YOUR TASK - Take each line from the material below that includes the string "this" and copy it.

EXERCISE MATERIALS -
◇ ◇ ◇ ◇ ◇

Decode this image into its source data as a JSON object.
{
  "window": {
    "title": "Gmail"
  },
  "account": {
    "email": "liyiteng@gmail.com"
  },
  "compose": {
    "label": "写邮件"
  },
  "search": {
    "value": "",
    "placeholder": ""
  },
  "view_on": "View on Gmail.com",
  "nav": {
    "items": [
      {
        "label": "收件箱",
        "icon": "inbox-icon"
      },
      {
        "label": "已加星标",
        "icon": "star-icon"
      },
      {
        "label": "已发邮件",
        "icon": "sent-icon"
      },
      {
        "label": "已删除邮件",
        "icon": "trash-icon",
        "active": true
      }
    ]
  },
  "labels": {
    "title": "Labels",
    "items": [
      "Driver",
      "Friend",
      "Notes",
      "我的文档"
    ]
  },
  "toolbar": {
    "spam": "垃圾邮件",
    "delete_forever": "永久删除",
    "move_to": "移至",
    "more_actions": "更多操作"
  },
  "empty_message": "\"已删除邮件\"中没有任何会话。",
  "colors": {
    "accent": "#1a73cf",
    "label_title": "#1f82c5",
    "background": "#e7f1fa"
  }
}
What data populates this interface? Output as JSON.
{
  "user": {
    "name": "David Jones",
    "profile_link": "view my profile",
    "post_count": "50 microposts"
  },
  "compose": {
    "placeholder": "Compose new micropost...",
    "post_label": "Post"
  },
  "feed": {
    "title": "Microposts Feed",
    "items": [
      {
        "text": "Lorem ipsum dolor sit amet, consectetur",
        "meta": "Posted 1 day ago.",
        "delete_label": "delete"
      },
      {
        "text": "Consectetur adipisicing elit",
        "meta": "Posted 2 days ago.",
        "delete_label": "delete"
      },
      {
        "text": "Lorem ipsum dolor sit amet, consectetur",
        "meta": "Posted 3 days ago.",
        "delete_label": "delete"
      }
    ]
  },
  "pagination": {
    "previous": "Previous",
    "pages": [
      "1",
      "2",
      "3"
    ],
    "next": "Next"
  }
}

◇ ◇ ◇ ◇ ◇

TASK OUTPUT -
Decode this image into its source data as a JSON object.
What data populates this interface? Output as JSON.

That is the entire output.